When you answer, give every record back exactly as written.
*** Opening Information supplied ***
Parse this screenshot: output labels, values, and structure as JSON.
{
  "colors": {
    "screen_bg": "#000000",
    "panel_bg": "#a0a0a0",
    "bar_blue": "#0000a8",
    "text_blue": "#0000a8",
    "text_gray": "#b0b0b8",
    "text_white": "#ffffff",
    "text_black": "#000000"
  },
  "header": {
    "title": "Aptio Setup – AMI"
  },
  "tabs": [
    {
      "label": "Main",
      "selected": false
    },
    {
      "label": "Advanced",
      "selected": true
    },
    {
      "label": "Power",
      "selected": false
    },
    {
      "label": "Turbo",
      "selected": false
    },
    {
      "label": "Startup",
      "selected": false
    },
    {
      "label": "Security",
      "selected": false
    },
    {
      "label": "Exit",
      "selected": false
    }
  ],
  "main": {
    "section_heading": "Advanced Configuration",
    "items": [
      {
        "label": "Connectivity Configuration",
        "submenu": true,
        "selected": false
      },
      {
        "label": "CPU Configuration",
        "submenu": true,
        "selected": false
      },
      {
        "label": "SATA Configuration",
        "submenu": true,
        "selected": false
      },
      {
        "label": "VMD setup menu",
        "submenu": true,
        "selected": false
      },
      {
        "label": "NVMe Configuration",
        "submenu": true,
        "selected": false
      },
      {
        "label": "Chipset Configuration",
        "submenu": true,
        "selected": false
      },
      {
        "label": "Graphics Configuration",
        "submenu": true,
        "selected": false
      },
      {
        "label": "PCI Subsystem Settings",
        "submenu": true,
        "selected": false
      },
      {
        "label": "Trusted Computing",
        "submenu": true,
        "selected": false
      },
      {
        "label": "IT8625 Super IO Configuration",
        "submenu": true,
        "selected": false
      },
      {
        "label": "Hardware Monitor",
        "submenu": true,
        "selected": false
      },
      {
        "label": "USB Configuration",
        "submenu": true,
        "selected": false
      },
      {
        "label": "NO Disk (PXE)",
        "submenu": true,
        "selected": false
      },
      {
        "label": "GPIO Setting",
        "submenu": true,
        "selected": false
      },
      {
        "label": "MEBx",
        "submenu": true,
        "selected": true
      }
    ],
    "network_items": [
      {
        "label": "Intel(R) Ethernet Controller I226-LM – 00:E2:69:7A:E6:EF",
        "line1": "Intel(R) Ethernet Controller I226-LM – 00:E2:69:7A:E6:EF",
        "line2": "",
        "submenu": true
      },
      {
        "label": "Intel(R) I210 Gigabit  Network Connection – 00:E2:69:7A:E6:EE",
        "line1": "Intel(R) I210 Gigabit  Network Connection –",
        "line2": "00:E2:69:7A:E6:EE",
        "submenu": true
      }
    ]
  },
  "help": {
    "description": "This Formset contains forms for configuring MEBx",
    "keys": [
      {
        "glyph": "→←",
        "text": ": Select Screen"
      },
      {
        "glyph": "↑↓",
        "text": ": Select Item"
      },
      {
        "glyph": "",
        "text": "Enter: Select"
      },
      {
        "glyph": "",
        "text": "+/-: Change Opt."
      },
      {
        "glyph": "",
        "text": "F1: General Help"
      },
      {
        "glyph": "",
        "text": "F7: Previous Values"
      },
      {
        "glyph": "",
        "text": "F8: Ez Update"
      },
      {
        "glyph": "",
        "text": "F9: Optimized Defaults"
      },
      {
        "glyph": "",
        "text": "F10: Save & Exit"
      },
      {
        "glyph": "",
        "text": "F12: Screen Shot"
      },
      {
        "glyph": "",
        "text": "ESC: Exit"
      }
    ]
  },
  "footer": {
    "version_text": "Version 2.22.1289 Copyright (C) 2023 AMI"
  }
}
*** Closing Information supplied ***
Reply
Parse this screenshot: output labels, values, and structure as JSON.
{
  "colors": {
    "screen_bg": "#000000",
    "panel_bg": "#a0a0a0",
    "bar_blue": "#0000a8",
    "text_blue": "#0000a8",
    "text_gray": "#b0b0b8",
    "text_white": "#ffffff",
    "text_black": "#000000"
  },
  "header": {
    "title": "Aptio Setup – AMI"
  },
  "tabs": [
    {
      "label": "Main",
      "selected": false
    },
    {
      "label": "Advanced",
      "selected": true
    },
    {
      "label": "Power",
      "selected": false
    },
    {
      "label": "Turbo",
      "selected": false
    },
    {
      "label": "Startup",
      "selected": false
    },
    {
      "label": "Security",
      "selected": false
    },
    {
      "label": "Exit",
      "selected": false
    }
  ],
  "main": {
    "section_heading": "Advanced Configuration",
    "items": [
      {
        "label": "Connectivity Configuration",
        "submenu": true,
        "selected": false
      },
      {
        "label": "CPU Configuration",
        "submenu": true,
        "selected": false
      },
      {
        "label": "SATA Configuration",
        "submenu": true,
        "selected": false
      },
      {
        "label": "VMD setup menu",
        "submenu": true,
        "selected": false
      },
      {
        "label": "NVMe Configuration",
        "submenu": true,
        "selected": false
      },
      {
        "label": "Chipset Configuration",
        "submenu": true,
        "selected": false
      },
      {
        "label": "Graphics Configuration",
        "submenu": true,
        "selected": false
      },
      {
        "label": "PCI Subsystem Settings",
        "submenu": true,
        "selected": false
      },
      {
        "label": "Trusted Computing",
        "submenu": true,
        "selected": false
      },
      {
        "label": "IT8625 Super IO Configuration",
        "submenu": true,
        "selected": false
      },
      {
        "label": "Hardware Monitor",
        "submenu": true,
        "selected": false
      },
      {
        "label": "USB Configuration",
        "submenu": true,
        "selected": false
      },
      {
        "label": "NO Disk (PXE)",
        "submenu": true,
        "selected": false
      },
      {
        "label": "GPIO Setting",
        "submenu": true,
        "selected": false
      },
      {
        "label": "MEBx",
        "submenu": true,
        "selected": true
      }
    ],
    "network_items": [
      {
        "label": "Intel(R) Ethernet Controller I226-LM – 00:E2:69:7A:E6:EF",
        "line1": "Intel(R) Ethernet Controller I226-LM – 00:E2:69:7A:E6:EF",
        "line2": "",
        "submenu": true
      },
      {
        "label": "Intel(R) I210 Gigabit  Network Connection – 00:E2:69:7A:E6:EE",
        "line1": "Intel(R) I210 Gigabit  Network Connection –",
        "line2": "00:E2:69:7A:E6:EE",
        "submenu": true
      }
    ]
  },
  "help": {
    "description": "This Formset contains forms for configuring MEBx",
    "keys": [
      {
        "glyph": "→←",
        "text": ": Select Screen"
      },
      {
        "glyph": "↑↓",
        "text": ": Select Item"
      },
      {
        "glyph": "",
        "text": "Enter: Select"
      },
      {
        "glyph": "",
        "text": "+/-: Change Opt."
      },
      {
        "glyph": "",
        "text": "F1: General Help"
      },
      {
        "glyph": "",
        "text": "F7: Previous Values"
      },
      {
        "glyph": "",
        "text": "F8: Ez Update"
      },
      {
        "glyph": "",
        "text": "F9: Optimized Defaults"
      },
      {
        "glyph": "",
        "text": "F10: Save & Exit"
      },
      {
        "glyph": "",
        "text": "F12: Screen Shot"
      },
      {
        "glyph": "",
        "text": "ESC: Exit"
      }
    ]
  },
  "footer": {
    "version_text": "Version 2.22.1289 Copyright (C) 2023 AMI"
  }
}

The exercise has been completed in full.